The Securities and Exchange Board of India (Sebi) is now set to play a big role in investigating whether either of the Ambani brothers has manipulated the share price of Reliance Industries. It began with Anil Ambani’s dramatic charge before the company’s board meeting on December 27 that there was ‘‘more to it (the Reliance share price movement) than meets the eye’’. That statement caused stock prices to dip Rs 17 within minutes of opening last Monday, after which the board cleared the stock buyback and the price stabilised again. The Mukesh Ambani faction is livid at the charge and also wants a full investigation into what they say are well-orchestrated moves by the Anil Ambani camp that may have depressed shares prices and influenced investment decisions of Foreign Institutional Investors (FIIs). These included a slew of media leaks, dramatic resignations and curious broker research reports. Although neither side is trading direct charges, each accuses the other of using FIIs as fronts for their trading operations and each group separately denies having traded in any Reliance shares. Meanwhile, Sebi has called for trading data from the stock exchanges. What the regulator needs to examine carefully is the steady increase in the outstanding derivatives position with every fall in the stock price from November 16 (when the feud first became public) to December 21 (when the buyback was announced). The outstanding position had increased by well over a crore, before speculators scrambled to square off and it fell to a few lakh shares by year-end.

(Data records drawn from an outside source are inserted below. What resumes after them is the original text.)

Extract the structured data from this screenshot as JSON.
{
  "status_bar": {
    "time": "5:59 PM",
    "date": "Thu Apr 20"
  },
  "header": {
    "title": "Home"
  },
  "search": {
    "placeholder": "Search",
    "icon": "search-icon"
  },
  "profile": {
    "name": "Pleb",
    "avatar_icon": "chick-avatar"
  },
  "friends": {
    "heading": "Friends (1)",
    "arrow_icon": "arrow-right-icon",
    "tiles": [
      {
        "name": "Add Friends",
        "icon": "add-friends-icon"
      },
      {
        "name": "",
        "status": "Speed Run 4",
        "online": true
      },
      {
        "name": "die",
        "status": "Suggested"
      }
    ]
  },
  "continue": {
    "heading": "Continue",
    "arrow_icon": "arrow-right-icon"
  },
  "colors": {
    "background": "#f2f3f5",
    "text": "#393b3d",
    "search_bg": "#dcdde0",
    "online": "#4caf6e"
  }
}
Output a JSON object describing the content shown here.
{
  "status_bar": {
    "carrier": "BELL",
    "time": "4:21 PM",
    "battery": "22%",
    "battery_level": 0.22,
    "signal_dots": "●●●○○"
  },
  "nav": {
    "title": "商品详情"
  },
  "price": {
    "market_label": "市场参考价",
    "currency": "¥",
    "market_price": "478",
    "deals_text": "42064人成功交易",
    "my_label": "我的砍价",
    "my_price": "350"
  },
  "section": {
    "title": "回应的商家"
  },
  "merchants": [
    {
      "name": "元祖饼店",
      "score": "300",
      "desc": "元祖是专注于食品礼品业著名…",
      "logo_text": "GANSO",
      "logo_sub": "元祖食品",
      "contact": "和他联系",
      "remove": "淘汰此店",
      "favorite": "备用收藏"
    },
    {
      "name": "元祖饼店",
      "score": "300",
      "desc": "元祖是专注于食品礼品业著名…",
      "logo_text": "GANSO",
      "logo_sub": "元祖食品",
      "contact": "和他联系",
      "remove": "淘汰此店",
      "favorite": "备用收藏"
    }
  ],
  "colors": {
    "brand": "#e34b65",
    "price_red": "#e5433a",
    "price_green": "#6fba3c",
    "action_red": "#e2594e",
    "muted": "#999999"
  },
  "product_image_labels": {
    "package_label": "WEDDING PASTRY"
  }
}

Since foreign funds allegedly had the biggest impact on stock prices, especially in the last fortnight of December, their trading activity, as available from the two Ambani factions, is worth a look. FIIs, as a group, were apparently net sellers of 15 lakh shares until December 20, when Reliance announced a buyback. Both sides agree that Janus Funds, which sold 1.04 crore shares, were the biggest sellers. Capital International is understood to have sold anywhere between 25 to 40 lakh, one Oppenheimer Fund sold 25 lakh shares (another is understood to have bought or at least held on), a Dutch Fund and the Abu Dhabi Investment Authority sold 20 lakh shares each. On the positive side, Jardine Fleming is understood to have bought anywhere between 60 to 80 lakh shares through some Participatory Note accounts. UBS (Union Bank of Switzerland) funds bought anywhere between 13 to 20 lakh and HSBC bought about 40 lakh shares. Also, Merrill Lynch Espana is understood to have bought between 12 to 25 lakh shares. As Reliance Vice-Chairman Anil Ambani has publicly expressed the suspicion of share price manipulation and as Mukesh Ambani’s side is also insisting on a detailed inquiry, Sebi should grab this opportunity to track the beneficiary investors of these FII funds, even if it involves peeling off several layers of front companies.
Back with friends
As the battle for control between Anil and Mukesh Ambani raged through the media, the former’s corporate and political friends have been conspicuous by their absence. But when it came to ushering in the New Year, Anil was back with his buddy group of industrialists, filmstars and politicians for a celebration at Goa. The difference was that he didn’t fly out to the seaside paradise on a Reliance aircraft. Instead, he was a guest of Sahara Chairman Subroto Roy, who apparently flew his friends there in his expensive, brand new private jet.
Three years after Ketan Parekh’s dalliance with media barons and their shares, this sector is back in favour, often without even a dazzling financial performance to match. Rakesh Jhunjhunwala, the biggest individual investor in today’s market, created a buzz last week by picking up a five per cent plus stake in Mid-Day. Its IPO has been lead managed by Ketan’s company in 2000-01. Deccan Chronicle’s Initial Public Offering (IPO) was also well received by investors. But the bigger excitement was over the acquisition of a stake in Dainik Jagran by The Independent group owned by Irish businessman. The buzz is expected to continue with at least three new business channels scheduled for launch in the coming months, of which two are from listed companies. The question that analysts are asking is whether there is enough of advertising money to keep these channels in business, especially as large multinational advertisers are cutting back on their ad spend. The bigger worry is that their survival needs will compromise the quality of news and analysis. The Press Council seems to have ignored large media houses selling editorial space or news. In the West, viewers are already being fooled by advertisements that take the garb of on-site news reports, which have models masquerading as reporters. As television channels compete for business, the line between genuine news and sponsor-dictated debates and analysis will get increasingly blurred.